Observe how you respond to clients who recount traumatizing experiences during interventions or interactions. Do you find yourself preoccupied with this later on in life? In relation to the client’s situation, are you experiencing flashbacks?
Many social workers tend to be on their guard when it comes to absorbing what their clients convey and share, and in many cases, this information can be painful and troubling. As a social worker, you may experience vicarious traumatization when you witness the experiences of your clients – this can be extremely debilitating and overwhelming for those who suffer from it.
It would be advisable to take a vacation or have an honest conversation with your supervisor if you are experiencing this kind of trauma; it indicates a high risk of compassion fatigue.
Take part in physical activity
Engaging in vigorous physical activity can increase resilience and reduce stress hormones.
You can start the day with a quick run before work or unwind with a simple walk during your breaks, as the American Psychological Association states, exercising “fuels the brain’s stress buffers.”
Doing short stretches of physical activity throughout the week can still help you reach the recommended levels of physical activity.
Relax and take some time off
You are granted a personal day at work for a reason. It is very important not to let this time go to waste by using it for other purposes and depriving yourself of time that is very much needed.
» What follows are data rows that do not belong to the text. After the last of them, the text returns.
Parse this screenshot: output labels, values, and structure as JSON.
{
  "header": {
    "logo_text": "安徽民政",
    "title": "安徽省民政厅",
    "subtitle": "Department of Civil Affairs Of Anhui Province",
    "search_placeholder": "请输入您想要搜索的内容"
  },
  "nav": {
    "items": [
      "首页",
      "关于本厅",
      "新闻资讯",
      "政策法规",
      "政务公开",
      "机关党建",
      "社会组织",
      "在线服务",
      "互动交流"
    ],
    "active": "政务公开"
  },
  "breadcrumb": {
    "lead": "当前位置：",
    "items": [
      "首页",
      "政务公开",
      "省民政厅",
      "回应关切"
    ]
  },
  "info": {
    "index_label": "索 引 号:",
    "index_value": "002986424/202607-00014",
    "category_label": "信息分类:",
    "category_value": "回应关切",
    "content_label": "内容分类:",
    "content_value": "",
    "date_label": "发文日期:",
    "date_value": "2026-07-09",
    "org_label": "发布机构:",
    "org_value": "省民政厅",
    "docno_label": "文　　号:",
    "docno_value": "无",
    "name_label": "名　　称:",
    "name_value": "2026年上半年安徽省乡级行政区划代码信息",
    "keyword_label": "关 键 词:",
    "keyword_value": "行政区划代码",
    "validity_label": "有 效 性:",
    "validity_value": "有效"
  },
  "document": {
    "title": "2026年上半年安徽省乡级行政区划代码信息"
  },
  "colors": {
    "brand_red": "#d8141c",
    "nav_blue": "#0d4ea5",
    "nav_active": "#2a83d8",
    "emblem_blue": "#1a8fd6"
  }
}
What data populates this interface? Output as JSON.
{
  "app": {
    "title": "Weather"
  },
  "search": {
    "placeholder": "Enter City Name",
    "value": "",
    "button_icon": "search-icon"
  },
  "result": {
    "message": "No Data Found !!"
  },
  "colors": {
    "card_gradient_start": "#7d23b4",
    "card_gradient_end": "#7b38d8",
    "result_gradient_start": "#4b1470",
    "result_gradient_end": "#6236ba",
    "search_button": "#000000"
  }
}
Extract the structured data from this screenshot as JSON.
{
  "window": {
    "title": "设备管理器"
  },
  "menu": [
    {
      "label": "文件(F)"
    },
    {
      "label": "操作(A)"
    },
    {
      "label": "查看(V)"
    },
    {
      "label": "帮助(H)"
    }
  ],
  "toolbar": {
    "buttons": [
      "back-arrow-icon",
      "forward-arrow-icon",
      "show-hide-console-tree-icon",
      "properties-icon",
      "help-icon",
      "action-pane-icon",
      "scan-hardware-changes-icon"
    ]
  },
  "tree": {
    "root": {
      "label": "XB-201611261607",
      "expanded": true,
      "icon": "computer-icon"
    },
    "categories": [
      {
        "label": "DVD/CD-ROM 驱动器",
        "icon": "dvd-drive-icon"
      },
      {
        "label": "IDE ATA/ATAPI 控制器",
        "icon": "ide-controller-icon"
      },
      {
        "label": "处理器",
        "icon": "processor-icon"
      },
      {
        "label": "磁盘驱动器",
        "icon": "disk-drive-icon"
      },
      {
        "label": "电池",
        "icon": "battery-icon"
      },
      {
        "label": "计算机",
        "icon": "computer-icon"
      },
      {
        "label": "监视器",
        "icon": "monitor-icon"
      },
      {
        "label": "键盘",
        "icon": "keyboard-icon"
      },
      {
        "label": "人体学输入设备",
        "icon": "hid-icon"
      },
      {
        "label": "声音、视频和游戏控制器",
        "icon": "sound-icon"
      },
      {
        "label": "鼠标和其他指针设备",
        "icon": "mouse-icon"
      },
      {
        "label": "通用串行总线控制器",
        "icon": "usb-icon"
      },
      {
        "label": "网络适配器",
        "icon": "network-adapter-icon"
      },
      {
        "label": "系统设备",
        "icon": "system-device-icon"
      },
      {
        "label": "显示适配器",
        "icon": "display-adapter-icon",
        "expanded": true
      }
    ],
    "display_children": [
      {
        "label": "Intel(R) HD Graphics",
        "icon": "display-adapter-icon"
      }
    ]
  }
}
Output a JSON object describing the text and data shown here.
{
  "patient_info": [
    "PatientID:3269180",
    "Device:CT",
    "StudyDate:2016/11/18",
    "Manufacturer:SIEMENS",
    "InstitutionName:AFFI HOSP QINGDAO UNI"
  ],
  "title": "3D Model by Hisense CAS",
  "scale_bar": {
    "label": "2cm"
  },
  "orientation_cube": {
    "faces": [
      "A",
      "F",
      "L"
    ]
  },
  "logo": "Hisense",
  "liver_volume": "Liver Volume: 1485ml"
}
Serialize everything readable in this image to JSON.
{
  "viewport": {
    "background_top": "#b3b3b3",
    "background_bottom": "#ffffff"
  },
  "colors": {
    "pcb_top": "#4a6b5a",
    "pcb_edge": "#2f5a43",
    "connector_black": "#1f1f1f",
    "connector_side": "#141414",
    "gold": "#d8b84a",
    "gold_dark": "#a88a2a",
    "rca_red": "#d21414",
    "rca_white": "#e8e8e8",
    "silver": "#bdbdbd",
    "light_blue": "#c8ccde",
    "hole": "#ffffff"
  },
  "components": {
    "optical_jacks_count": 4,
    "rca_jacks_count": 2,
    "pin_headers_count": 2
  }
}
You should also plan a vacation and take the time to enjoy it.
Any slight change of environment and scenery – even if for only a day or two – can be invigorating.
Find someone to talk to
Consider talking to a supervisor at work or a therapist outside of work about work, your stressors, or whatever is on your mind.
Since it is such a confidential job, it can be difficult for you to share your problems and concerns with your friends or family members, so it is crucial that you find someone who can listen to your concerns and can offer you guidance and advice when you need it.
Having spent a great deal of time and effort to obtain your education and license, you should be sure to protect your work commitments by being attentive to your own needs as well.
If you want to deal with your social worker’s stress before it is too late, you should not wait. Take action now to reduce symptoms of burnout and alleviate compassion fatigue by implementing strategies today.
Creating a consistent self-care regimen is imperative for social workers. You should engage in certain activities at least once a week, even if it is not something you do every day. To remain empathetic and effective as practitioners, social workers must take time to process and rejuvenate.
Social workers interact with people of all ages who have experienced multiple stressors and traumas. When you internalize your clients’ experiences and stresses, you are more likely to suffer vicarious trauma. Being able to talk to supportive colleagues or process feelings with a supervisor or therapist is important in preventing burnout.